**About this task**
List all the lines in these records that hold "More".

*** Opening Source data ***

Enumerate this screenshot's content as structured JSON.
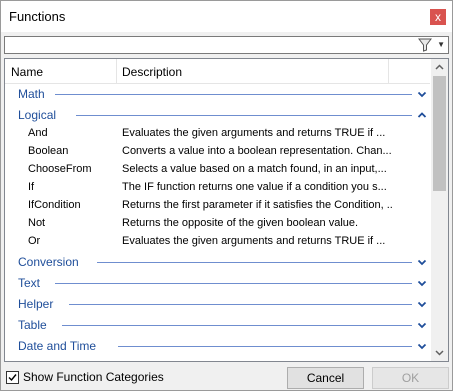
{
  "window": {
    "title": "Functions",
    "close_glyph": "x"
  },
  "search": {
    "value": "",
    "placeholder": ""
  },
  "columns": {
    "name": "Name",
    "description": "Description"
  },
  "groups_top": [
    {
      "label": "Math",
      "expanded": false
    }
  ],
  "logical": {
    "label": "Logical",
    "expanded": true,
    "items": [
      {
        "name": "And",
        "description": "Evaluates the given arguments and returns TRUE if ..."
      },
      {
        "name": "Boolean",
        "description": "Converts a value into a boolean representation. Chan..."
      },
      {
        "name": "ChooseFrom",
        "description": "Selects a value based on a match found, in an input,..."
      },
      {
        "name": "If",
        "description": "The IF function returns one value if a condition you s..."
      },
      {
        "name": "IfCondition",
        "description": "Returns the first parameter if it satisfies the Condition, ..."
      },
      {
        "name": "Not",
        "description": "Returns the opposite of the given boolean value."
      },
      {
        "name": "Or",
        "description": "Evaluates the given arguments and returns TRUE if ..."
      }
    ]
  },
  "groups_bottom": [
    {
      "label": "Conversion",
      "expanded": false
    },
    {
      "label": "Text",
      "expanded": false
    },
    {
      "label": "Helper",
      "expanded": false
    },
    {
      "label": "Table",
      "expanded": false
    },
    {
      "label": "Date and Time",
      "expanded": false
    }
  ],
  "footer": {
    "show_categories_label": "Show Function Categories",
    "show_categories_checked": true,
    "cancel_label": "Cancel",
    "ok_label": "OK"
  },
  "colors": {
    "group_text": "#1f4e9a",
    "close_button": "#d9534f"
  }
}
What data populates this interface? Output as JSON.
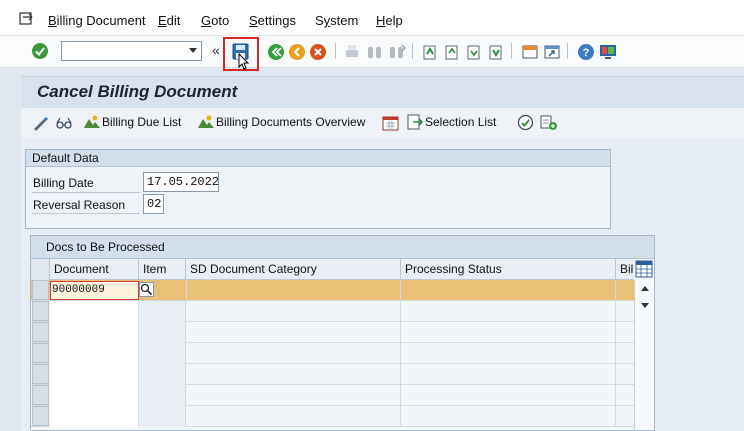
{
  "menu": {
    "items": [
      "Billing Document",
      "Edit",
      "Goto",
      "Settings",
      "System",
      "Help"
    ],
    "underline_chars": [
      "B",
      "E",
      "G",
      "S",
      "y",
      "H"
    ]
  },
  "toolbar": {
    "command_field": {
      "value": "",
      "placeholder": ""
    },
    "chevron": "«",
    "highlighted_button": "save"
  },
  "title": "Cancel Billing Document",
  "app_toolbar": {
    "billing_due_list": "Billing Due List",
    "billing_docs_overview": "Billing Documents Overview",
    "selection_list": "Selection List"
  },
  "default_data": {
    "title": "Default Data",
    "billing_date_label": "Billing Date",
    "billing_date_value": "17.05.2022",
    "reversal_reason_label": "Reversal Reason",
    "reversal_reason_value": "02"
  },
  "docs_table": {
    "title": "Docs to Be Processed",
    "columns": [
      "Document",
      "Item",
      "SD Document Category",
      "Processing Status",
      "Billi"
    ],
    "rows": [
      {
        "document": "90000009",
        "item": "",
        "category": "",
        "status": "",
        "billing": ""
      }
    ]
  },
  "colors": {
    "accent_highlight": "#d62727",
    "selected_row": "#e8c076",
    "title_bar": "#d7e2ec"
  }
}
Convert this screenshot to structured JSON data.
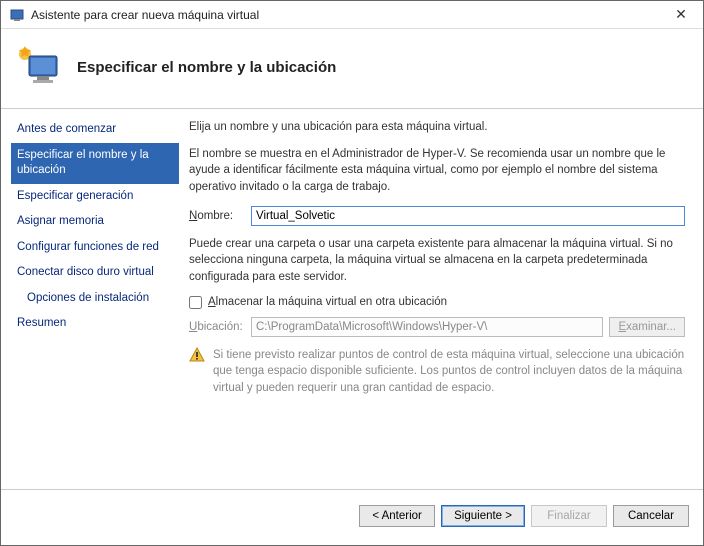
{
  "window": {
    "title": "Asistente para crear nueva máquina virtual"
  },
  "header": {
    "title": "Especificar el nombre y la ubicación"
  },
  "sidebar": {
    "items": [
      {
        "label": "Antes de comenzar"
      },
      {
        "label": "Especificar el nombre y la ubicación",
        "selected": true
      },
      {
        "label": "Especificar generación"
      },
      {
        "label": "Asignar memoria"
      },
      {
        "label": "Configurar funciones de red"
      },
      {
        "label": "Conectar disco duro virtual"
      },
      {
        "label": "Opciones de instalación",
        "sub": true
      },
      {
        "label": "Resumen"
      }
    ]
  },
  "main": {
    "intro": "Elija un nombre y una ubicación para esta máquina virtual.",
    "desc": "El nombre se muestra en el Administrador de Hyper-V. Se recomienda usar un nombre que le ayude a identificar fácilmente esta máquina virtual, como por ejemplo el nombre del sistema operativo invitado o la carga de trabajo.",
    "name_label": "Nombre:",
    "name_value": "Virtual_Solvetic",
    "folder_desc": "Puede crear una carpeta o usar una carpeta existente para almacenar la máquina virtual. Si no selecciona ninguna carpeta, la máquina virtual se almacena en la carpeta predeterminada configurada para este servidor.",
    "store_checkbox": "Almacenar la máquina virtual en otra ubicación",
    "location_label": "Ubicación:",
    "location_value": "C:\\ProgramData\\Microsoft\\Windows\\Hyper-V\\",
    "browse": "Examinar...",
    "warning": "Si tiene previsto realizar puntos de control de esta máquina virtual, seleccione una ubicación que tenga espacio disponible suficiente. Los puntos de control incluyen datos de la máquina virtual y pueden requerir una gran cantidad de espacio."
  },
  "footer": {
    "prev": "< Anterior",
    "next": "Siguiente >",
    "finish": "Finalizar",
    "cancel": "Cancelar"
  }
}
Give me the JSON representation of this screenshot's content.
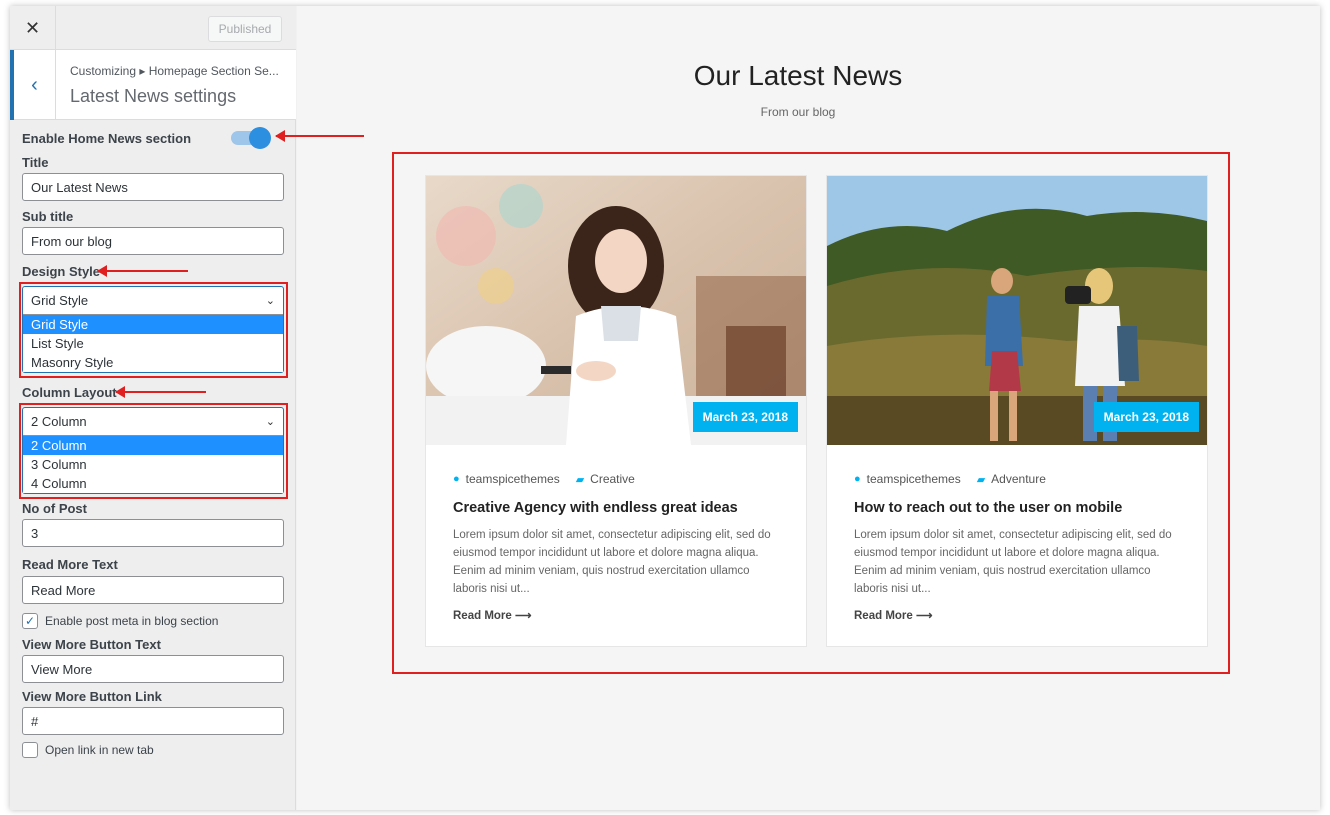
{
  "topbar": {
    "close_glyph": "✕",
    "publish_label": "Published"
  },
  "section": {
    "back_glyph": "‹",
    "breadcrumb": "Customizing ▸ Homepage Section Se...",
    "title": "Latest News settings"
  },
  "controls": {
    "enable_label": "Enable Home News section",
    "enable_on": true,
    "title_label": "Title",
    "title_value": "Our Latest News",
    "subtitle_label": "Sub title",
    "subtitle_value": "From our blog",
    "design_label": "Design Style",
    "design_selected": "Grid Style",
    "design_options": [
      "Grid Style",
      "List Style",
      "Masonry Style"
    ],
    "column_label": "Column Layout",
    "column_selected": "2 Column",
    "column_options": [
      "2 Column",
      "3 Column",
      "4 Column"
    ],
    "posts_label": "No of Post",
    "posts_value": "3",
    "readmore_label": "Read More Text",
    "readmore_value": "Read More",
    "meta_label": "Enable post meta in blog section",
    "meta_checked": true,
    "viewmore_label": "View More Button Text",
    "viewmore_value": "View More",
    "viewlink_label": "View More Button Link",
    "viewlink_value": "#",
    "newtab_label": "Open link in new tab",
    "newtab_checked": false,
    "chevron_glyph": "⌄",
    "check_glyph": "✓"
  },
  "preview": {
    "heading": "Our Latest News",
    "subheading": "From our blog",
    "posts": [
      {
        "date": "March 23, 2018",
        "author": "teamspicethemes",
        "category": "Creative",
        "title": "Creative Agency with endless great ideas",
        "excerpt": "Lorem ipsum dolor sit amet, consectetur adipiscing elit, sed do eiusmod tempor incididunt ut labore et dolore magna aliqua. Eenim ad minim veniam, quis nostrud exercitation ullamco laboris nisi ut...",
        "read_more": "Read More ⟶"
      },
      {
        "date": "March 23, 2018",
        "author": "teamspicethemes",
        "category": "Adventure",
        "title": "How to reach out to the user on mobile",
        "excerpt": "Lorem ipsum dolor sit amet, consectetur adipiscing elit, sed do eiusmod tempor incididunt ut labore et dolore magna aliqua. Eenim ad minim veniam, quis nostrud exercitation ullamco laboris nisi ut...",
        "read_more": "Read More ⟶"
      }
    ]
  },
  "colors": {
    "accent": "#2271b1",
    "badge": "#00b3f0",
    "highlight": "#e02020",
    "selected_option": "#1e90ff"
  }
}
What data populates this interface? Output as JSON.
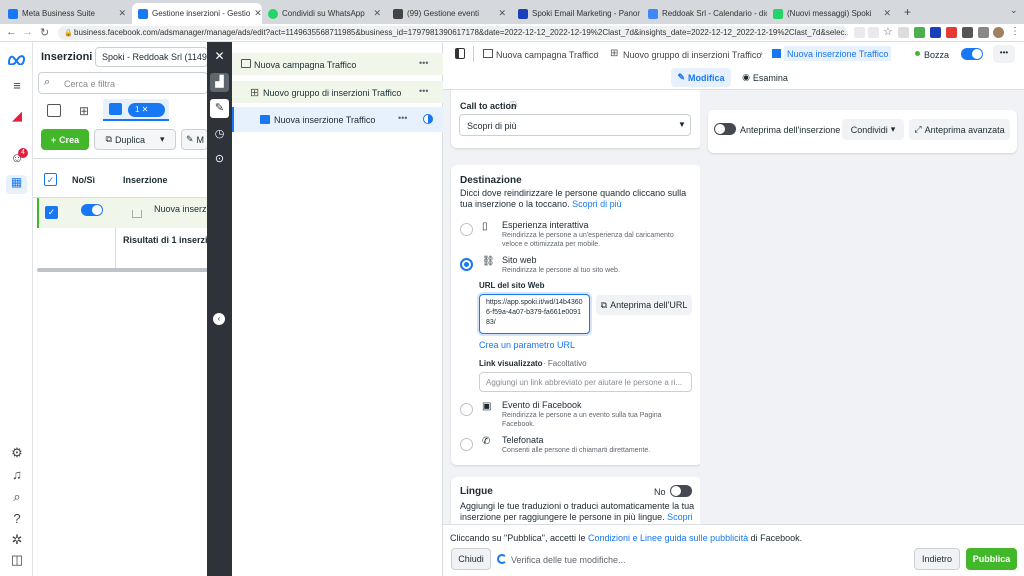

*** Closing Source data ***

**Written response**
    "readmore_label": "Read More Text",
    "readmore_value": "Read More",
    "viewmore_label": "View More Button Text",
    "viewmore_value": "View More",
    "viewlink_label": "View More Button Link",
        "read_more": "Read More ⟶"
        "read_more": "Read More ⟶"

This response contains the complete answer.